**THE TASK**
When you have gone through the entries below, state how many lines include the word "Ansprechpartner" and write nothing else.

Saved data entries
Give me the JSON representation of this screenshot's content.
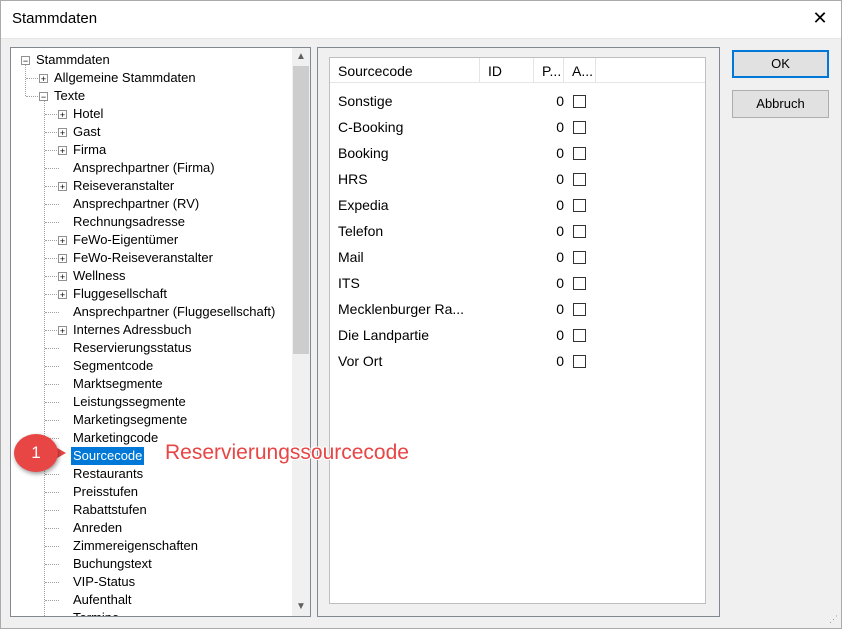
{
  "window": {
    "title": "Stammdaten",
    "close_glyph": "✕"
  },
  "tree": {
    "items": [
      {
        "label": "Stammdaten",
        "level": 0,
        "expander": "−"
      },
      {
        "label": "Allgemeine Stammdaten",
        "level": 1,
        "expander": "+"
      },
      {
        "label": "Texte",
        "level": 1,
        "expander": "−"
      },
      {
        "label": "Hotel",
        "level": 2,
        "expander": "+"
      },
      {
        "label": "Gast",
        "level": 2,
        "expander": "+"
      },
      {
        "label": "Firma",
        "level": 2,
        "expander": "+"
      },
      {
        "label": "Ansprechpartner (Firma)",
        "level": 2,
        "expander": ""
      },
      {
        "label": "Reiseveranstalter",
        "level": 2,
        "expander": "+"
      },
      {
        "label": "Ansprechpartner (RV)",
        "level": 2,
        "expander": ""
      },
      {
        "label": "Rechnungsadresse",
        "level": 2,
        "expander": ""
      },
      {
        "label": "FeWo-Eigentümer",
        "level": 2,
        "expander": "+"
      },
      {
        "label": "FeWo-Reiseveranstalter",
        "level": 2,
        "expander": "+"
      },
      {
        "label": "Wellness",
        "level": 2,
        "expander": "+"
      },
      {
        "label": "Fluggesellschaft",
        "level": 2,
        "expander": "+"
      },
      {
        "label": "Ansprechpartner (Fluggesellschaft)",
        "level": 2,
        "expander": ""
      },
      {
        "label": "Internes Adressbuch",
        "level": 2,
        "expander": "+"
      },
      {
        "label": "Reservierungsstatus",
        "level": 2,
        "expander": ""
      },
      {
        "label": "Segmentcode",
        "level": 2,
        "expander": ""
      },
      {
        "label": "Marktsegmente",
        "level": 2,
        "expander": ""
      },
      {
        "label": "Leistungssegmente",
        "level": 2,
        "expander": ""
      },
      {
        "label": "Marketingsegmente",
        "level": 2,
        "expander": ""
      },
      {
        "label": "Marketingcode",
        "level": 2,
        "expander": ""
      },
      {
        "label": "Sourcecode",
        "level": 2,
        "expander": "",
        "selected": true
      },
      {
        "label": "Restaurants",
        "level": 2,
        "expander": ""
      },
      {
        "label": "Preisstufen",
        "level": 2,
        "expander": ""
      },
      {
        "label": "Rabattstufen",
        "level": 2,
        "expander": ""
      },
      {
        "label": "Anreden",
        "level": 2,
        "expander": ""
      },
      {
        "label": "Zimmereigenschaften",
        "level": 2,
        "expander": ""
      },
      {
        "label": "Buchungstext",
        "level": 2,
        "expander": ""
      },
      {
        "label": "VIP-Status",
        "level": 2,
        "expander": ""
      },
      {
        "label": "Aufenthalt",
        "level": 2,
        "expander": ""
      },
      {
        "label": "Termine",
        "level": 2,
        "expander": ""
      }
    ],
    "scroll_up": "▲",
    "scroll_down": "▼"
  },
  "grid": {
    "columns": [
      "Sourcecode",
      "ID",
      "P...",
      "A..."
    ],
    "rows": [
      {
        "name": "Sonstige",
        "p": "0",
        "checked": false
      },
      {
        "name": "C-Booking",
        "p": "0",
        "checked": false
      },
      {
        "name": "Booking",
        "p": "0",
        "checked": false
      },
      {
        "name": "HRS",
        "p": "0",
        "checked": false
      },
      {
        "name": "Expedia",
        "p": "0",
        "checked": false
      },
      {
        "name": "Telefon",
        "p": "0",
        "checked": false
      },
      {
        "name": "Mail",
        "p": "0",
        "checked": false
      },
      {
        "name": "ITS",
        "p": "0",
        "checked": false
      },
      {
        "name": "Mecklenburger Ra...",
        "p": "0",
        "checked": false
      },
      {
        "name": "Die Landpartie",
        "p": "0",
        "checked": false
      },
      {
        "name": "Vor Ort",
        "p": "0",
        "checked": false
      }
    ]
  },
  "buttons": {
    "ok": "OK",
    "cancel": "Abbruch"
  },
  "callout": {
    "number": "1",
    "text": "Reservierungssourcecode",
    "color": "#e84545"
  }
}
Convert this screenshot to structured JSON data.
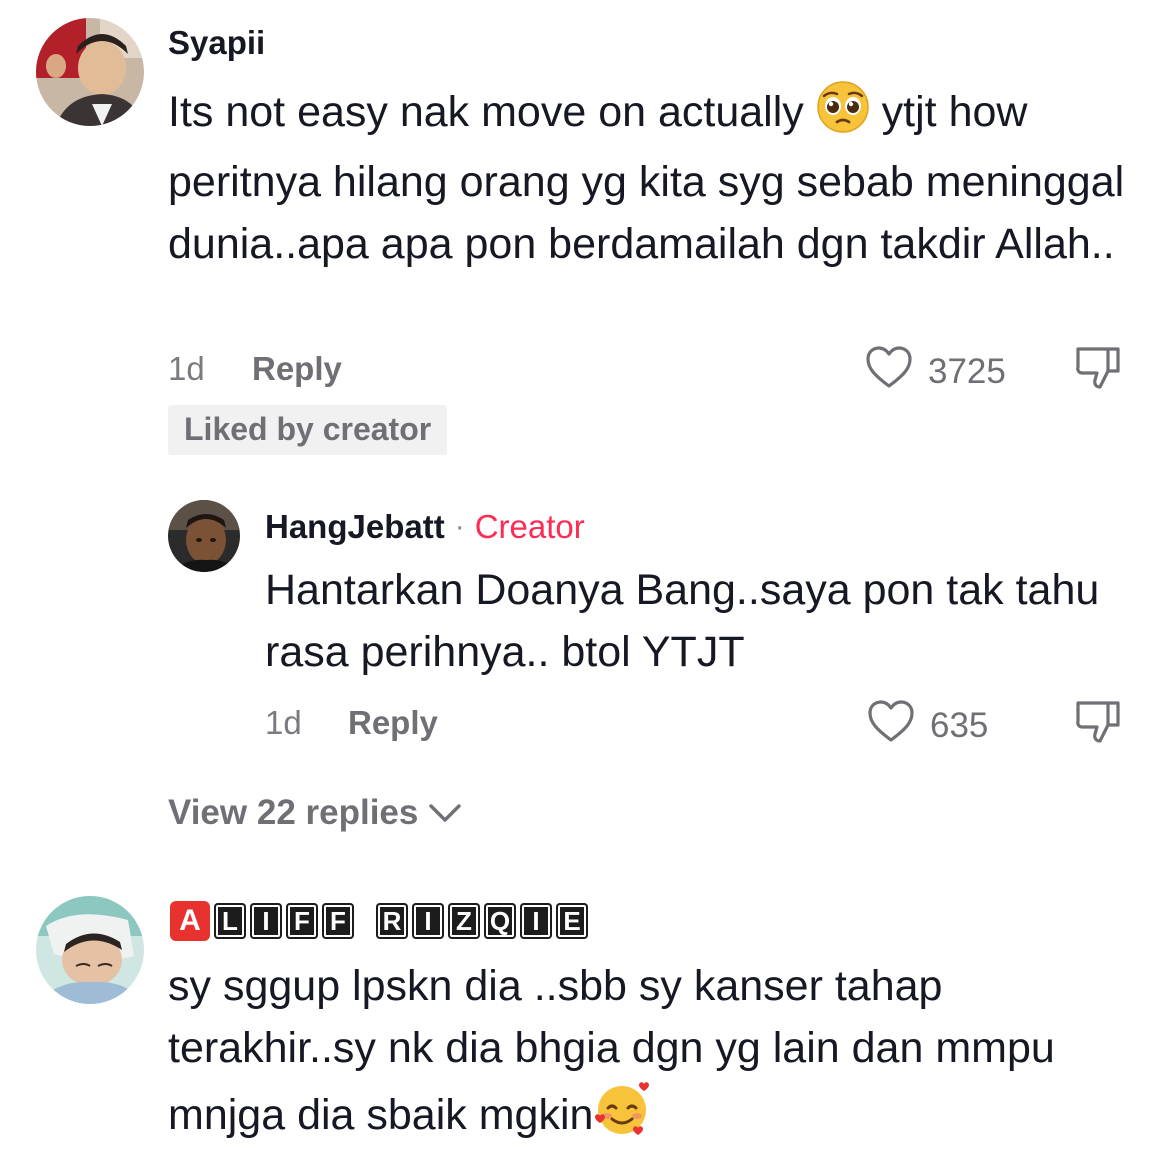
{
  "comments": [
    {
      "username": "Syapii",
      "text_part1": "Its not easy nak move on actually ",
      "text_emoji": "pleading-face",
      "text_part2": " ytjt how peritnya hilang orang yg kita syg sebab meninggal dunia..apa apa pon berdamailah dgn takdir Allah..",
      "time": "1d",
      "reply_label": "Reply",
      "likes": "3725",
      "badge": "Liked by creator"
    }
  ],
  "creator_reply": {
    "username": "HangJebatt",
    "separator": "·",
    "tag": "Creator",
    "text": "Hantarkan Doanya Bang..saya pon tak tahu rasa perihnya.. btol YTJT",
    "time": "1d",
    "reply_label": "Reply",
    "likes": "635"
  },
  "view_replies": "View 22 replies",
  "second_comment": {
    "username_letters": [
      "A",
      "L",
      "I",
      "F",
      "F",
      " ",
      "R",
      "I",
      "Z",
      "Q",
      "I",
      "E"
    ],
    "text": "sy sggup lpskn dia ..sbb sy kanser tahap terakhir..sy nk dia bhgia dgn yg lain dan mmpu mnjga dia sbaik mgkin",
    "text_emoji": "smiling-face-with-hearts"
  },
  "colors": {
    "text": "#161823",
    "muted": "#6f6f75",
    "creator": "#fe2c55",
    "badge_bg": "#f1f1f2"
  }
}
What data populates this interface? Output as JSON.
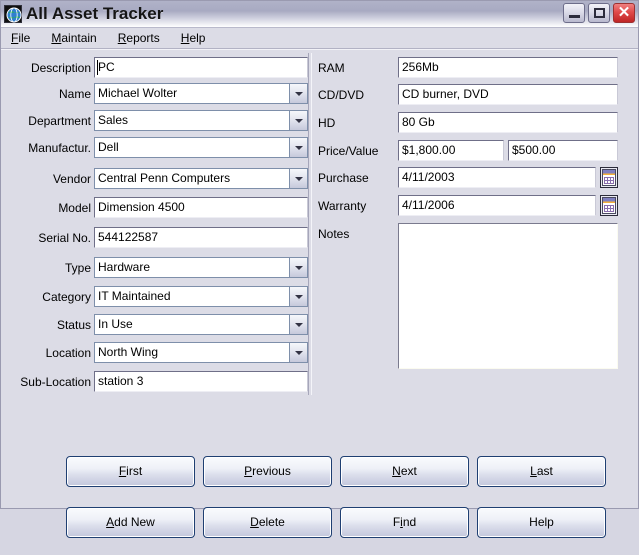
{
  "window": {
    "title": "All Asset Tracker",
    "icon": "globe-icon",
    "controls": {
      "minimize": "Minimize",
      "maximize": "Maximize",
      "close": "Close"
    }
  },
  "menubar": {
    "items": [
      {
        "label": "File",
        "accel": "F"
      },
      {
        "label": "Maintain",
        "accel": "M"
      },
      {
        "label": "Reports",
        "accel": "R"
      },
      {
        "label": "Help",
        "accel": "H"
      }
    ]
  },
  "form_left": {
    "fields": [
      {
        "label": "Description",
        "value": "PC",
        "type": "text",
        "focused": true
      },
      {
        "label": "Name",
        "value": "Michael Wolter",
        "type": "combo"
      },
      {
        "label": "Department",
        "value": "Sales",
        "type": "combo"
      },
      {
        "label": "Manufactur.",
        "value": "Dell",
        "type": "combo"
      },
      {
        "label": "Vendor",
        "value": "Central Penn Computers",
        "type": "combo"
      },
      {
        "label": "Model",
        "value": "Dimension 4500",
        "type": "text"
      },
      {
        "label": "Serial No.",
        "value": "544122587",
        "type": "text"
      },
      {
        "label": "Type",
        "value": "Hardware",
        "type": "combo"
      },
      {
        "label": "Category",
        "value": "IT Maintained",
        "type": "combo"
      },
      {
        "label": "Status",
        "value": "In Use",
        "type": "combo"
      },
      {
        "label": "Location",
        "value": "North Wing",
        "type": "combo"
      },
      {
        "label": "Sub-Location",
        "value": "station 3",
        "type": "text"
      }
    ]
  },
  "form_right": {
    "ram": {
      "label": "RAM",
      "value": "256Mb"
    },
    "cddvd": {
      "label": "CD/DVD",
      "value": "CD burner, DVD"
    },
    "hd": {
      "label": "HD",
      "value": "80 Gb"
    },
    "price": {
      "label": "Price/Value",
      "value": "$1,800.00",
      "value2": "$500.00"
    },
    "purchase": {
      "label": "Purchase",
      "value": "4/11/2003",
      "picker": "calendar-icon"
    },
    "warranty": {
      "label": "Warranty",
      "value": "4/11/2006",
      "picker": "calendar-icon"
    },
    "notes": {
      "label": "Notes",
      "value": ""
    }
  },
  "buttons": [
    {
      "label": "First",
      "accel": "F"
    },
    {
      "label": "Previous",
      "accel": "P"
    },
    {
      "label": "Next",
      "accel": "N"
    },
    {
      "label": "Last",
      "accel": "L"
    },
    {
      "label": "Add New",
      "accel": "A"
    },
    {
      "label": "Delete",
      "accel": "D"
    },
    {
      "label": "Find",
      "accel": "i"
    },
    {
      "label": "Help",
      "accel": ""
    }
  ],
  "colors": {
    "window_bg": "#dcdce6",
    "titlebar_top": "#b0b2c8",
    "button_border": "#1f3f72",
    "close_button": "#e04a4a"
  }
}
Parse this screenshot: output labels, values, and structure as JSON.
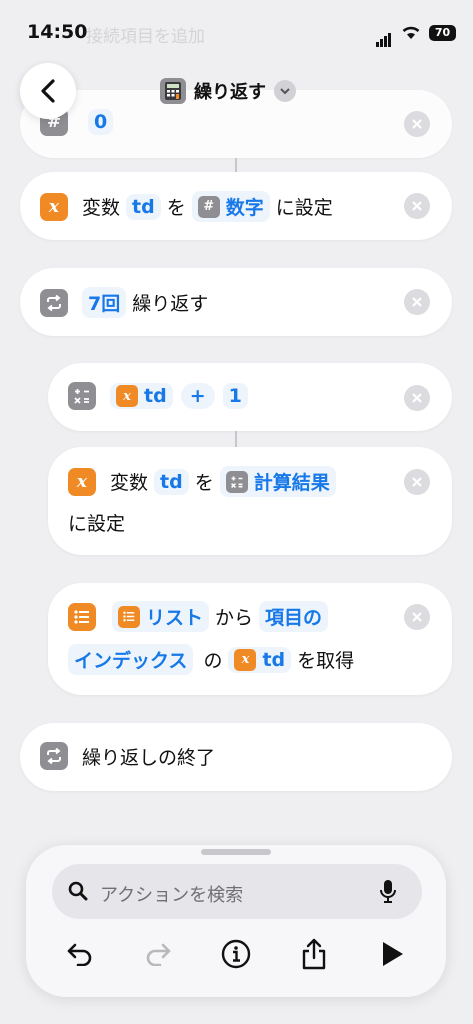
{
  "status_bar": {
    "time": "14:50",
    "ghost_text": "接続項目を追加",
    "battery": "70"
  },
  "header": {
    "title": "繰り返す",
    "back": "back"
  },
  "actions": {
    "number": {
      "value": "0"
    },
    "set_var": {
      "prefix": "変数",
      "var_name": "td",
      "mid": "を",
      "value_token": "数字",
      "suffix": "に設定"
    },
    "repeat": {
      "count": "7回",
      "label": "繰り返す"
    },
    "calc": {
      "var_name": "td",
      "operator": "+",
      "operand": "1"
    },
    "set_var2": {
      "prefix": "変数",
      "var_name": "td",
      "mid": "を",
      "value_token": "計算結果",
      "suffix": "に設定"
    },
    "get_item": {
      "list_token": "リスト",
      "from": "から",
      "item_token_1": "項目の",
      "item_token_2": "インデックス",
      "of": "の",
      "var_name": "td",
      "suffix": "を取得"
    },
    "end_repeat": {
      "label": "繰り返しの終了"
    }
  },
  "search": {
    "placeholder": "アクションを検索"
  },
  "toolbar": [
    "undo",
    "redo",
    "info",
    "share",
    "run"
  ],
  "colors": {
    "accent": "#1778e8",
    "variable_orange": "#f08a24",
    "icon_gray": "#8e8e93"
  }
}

**RESPONSE TO THIS EXERCISE**
3